On 29 May, a treasure trove of data from the US National Institutes of Health’s (NIH) Human Microbiome Project (HMP) was published. This set of studies, known as the integrative HMP (iHMP), explored the complex interactions between humans and their resident microbiomes during disease.
Microbiome in IBD
One of the studies, conducted by Lloyd-Price and colleagues at the Broad Institute and Massachusetts General Hospital, in 2019, used multi-omics analysis to track temporal trends in host and gut microbiome interactions across patients with and without inflammatory bowel disease (IBD).
One of the key takeaways from the study was that the gut microbiome was far more unstable longitudinally in people with IBD than in people without IBD. These phases of dysbiosis were characterised by specific shifts across a variety of microbial and host factors. Many of these shifts confirmed previous findings of the microbiome in IBD.

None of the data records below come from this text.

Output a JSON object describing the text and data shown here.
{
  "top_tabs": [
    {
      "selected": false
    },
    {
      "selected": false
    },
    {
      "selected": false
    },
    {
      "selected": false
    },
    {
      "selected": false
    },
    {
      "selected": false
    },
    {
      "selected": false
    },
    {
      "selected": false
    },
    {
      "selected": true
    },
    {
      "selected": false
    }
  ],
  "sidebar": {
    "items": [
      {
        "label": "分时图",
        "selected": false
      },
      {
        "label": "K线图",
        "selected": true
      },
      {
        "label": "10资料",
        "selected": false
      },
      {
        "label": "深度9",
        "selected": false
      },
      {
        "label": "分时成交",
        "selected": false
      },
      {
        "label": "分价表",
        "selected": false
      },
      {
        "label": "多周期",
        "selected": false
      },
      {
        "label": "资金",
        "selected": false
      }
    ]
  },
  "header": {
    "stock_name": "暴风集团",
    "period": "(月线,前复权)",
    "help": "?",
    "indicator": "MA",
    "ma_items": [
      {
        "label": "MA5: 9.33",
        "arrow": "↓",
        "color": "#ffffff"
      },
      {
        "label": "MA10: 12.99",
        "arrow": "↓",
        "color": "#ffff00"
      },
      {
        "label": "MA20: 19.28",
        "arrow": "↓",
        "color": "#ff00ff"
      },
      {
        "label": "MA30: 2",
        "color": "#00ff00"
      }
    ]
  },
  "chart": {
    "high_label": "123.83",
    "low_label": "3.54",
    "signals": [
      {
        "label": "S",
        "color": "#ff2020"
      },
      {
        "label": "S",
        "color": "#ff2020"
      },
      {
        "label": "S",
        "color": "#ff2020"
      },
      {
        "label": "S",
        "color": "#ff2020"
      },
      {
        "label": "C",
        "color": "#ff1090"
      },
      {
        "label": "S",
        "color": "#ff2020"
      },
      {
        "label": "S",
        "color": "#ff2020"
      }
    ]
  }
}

However, through the incorporation of data from multiple measurements of stool and other samples (including microbial species taxonomy, microbial gene transcription activity, host gut metabolome, and host gene transcription) into a large, cross-measurement association network, researchers were able to enhance and greatly build upon previous findings, perhaps even hinting at potential mechanisms of action for future study.
According to a recent report by GlobalData, The state of the Microbiome, industry members intimately involved in the development of microbiome therapies highlighted that identifying a mechanism of action was the most challenging aspect of the work. In IBD there are currently twenty microbiome therapies in development, 10 of which are in the discovery or preclinical stage of development; nine in Phase I development; and only one, Seres Therapeutics’ SER-287, in Phase II development. While two are small molecules, the majority of products in development contain live microorganisms ranging from a single species to a proprietary mixture of strains.

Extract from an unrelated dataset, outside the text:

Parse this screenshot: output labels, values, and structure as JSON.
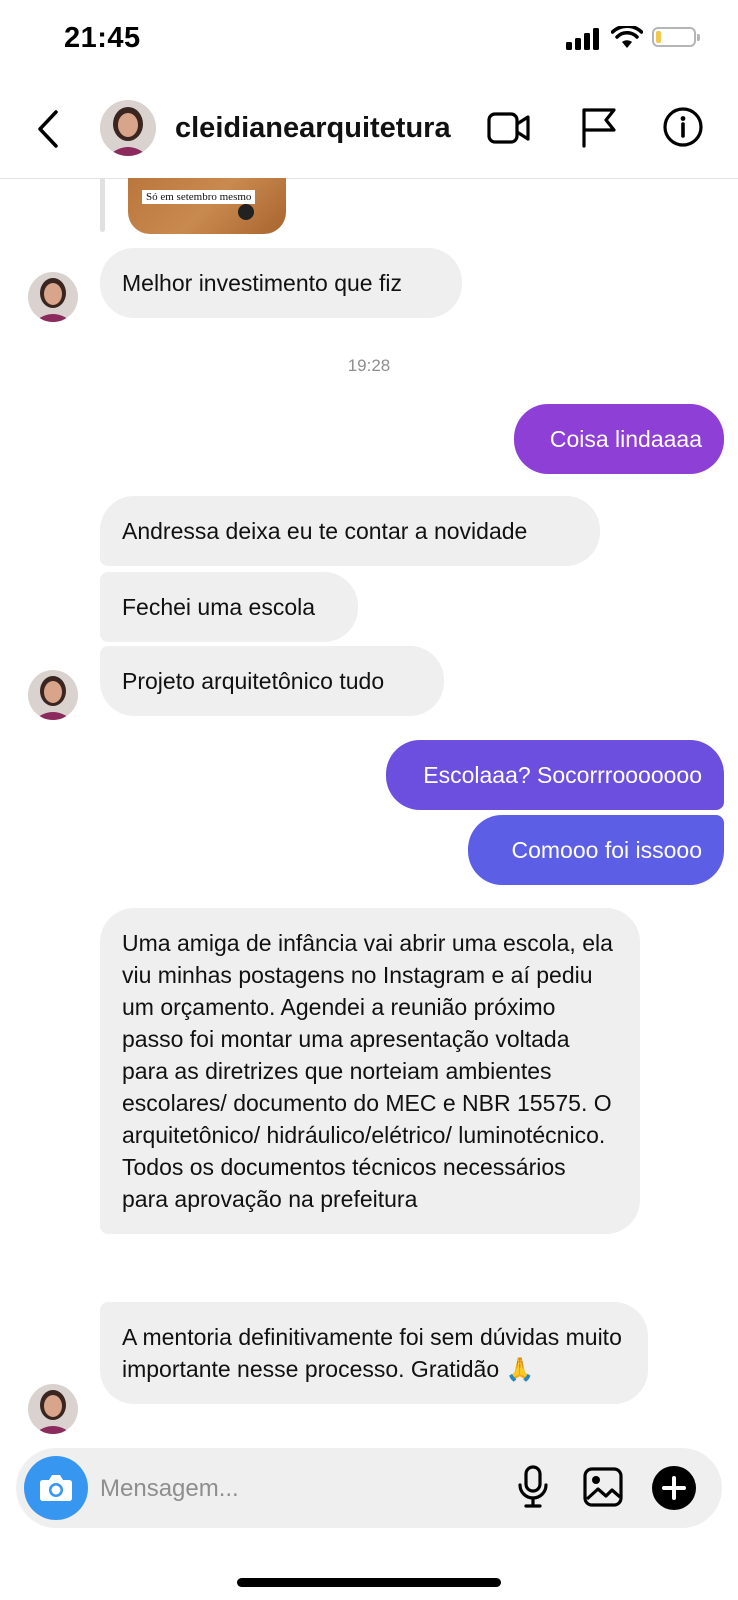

According to the analysis by GlobalData, the IBD market size in 2018 was about $16.1B, a number that represents a massive opportunity for companies looking to revolutionize the space with novel therapeutics. GlobalData believes that success in the microbiome space will likely rely on companies being able to nail down a concrete mechanism of action for their products.
Results from the study by Lloyd-Price confirmed previous findings regarding the IBD microbiome and expanded upon the importance of numerous microbial species, many of which are currently being explored by pharma and biotech companies. For example, the study confirmed the depletion of obligate anaerobic bacteria in IBD. Two of the major species affected, Faecalibacterium prausnitzii and Rosburia hominus, are the main components of preclinical-stage pipeline therapies for IBD from Nextbiotix (NBX-1650) and 4D Pharma PLC’s (Rosburix), respectively. F. prausnitzii in particular accounted for some of the strongest associations overall with IBD-related dysbiosis, including the downregulation of numerous enzyme classes. Interestingly, members of the Roseburia genus were closely associated with gut metabolites, bile acids and acylcarnitines in particular, that were found to be dysregulated in IBD dysbiosis and featured prominently in the multi-omics association network.

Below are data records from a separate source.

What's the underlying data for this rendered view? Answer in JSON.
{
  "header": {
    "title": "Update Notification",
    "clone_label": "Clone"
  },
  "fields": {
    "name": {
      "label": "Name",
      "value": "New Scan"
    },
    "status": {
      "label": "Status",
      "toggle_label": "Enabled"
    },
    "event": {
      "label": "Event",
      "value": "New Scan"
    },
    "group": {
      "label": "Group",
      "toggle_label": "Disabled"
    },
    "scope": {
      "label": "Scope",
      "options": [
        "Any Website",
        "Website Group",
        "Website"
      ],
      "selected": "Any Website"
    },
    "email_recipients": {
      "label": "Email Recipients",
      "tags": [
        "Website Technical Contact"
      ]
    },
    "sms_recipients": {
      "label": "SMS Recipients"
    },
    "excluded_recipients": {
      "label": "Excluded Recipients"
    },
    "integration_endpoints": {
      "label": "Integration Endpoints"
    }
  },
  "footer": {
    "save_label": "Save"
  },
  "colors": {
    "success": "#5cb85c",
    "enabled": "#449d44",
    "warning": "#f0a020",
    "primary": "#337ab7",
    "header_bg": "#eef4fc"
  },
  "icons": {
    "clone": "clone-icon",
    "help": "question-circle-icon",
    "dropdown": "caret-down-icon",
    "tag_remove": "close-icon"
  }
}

Additionally, the study confirmed that IBD-related dysbiosis was associated with a diminished abundance of certain Clostridium species. Three separate products in the IBD microbiome therapy pipeline contain single or multiple Clostridium species including J&J’s JNJ-72537634, Ferring Pharmaceuticals’ RBX-2660, and Osel Inc’s CBM-588. The potential importance of Clostridium species in IBD dysbiosis is heightened by findings that gene transcription by the bacteria was significantly elevated relative to their genomic abundance.
GlobalData believes that longitudinal multi-omics studies like those performed by Lloyd-Price and colleagues are a necessary means of pulling apart the complex interactions between the host and microbiome in disease.
A deeper analysis of data from this study as well as future multi-omics studies may help to further elucidate the mechanisms driving IBD pathology and make the future of microbiome therapies a reality.